If the 35mm lens is cheap enough then go for it. It is difficult with lighting for 1:1 macro, especially since the front element moves for focussing, which means it is fully extended for maximum magnification with a fairly short working distance (from the front of the lens), however it can be nice for distances a little further away, although it is slow to focus & audible as it does. The last time my daughter used it (on my E30 with tripod) was for story boarding on a whiteboard, doing hand sketches. If you don't already have a 14-42 lens then that would be worthwhile if cheap enough, but if the budget can be extended then the 14-54 f2.8-3.5 would be a very good lens & it focusses close. Obviously, the 12-60 f2.8-4.0 SWD lens is nice but would cost more.

alfbranch
17th January 2018, 01:33 PM
Those lenses look a little on the short side for portraits, though they are fine at their longer ends. A basic 50mm prime would be a better option IMO. Gets you to the recommended sort of focal length to get flattering perspective & allows wider apertures if required without breaking the bank. IQ for them is normally pretty good too!

Those lenses all exceed the focal length suggested by the OP and complement the lens already owned. Two of them exceed the 50mm you suggest.

Jim Ford
17th January 2018, 07:08 PM
Adding a simple extension tube set might be more useful for their 'closer compositions.' The effect of extension varies with focal length at 150mm the longest point of focus with a short extension probably overlaps with the focus range without a tube. Down at the 40mm end it will probably get into the true macro range.

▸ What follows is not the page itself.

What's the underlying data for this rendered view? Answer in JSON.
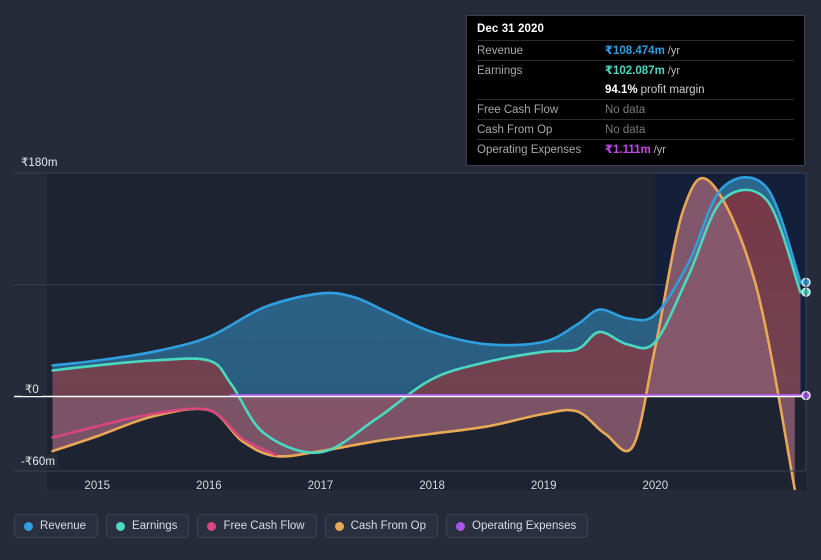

I've got an Oly EX25 extension tube, but never use it. Sods Law dictates that when you fit one, a once in a lifetime shot will appear - but outside the range of the lens+tube maximum focusing distance. By the time you've taken the tube off the shot will have gone!

Jim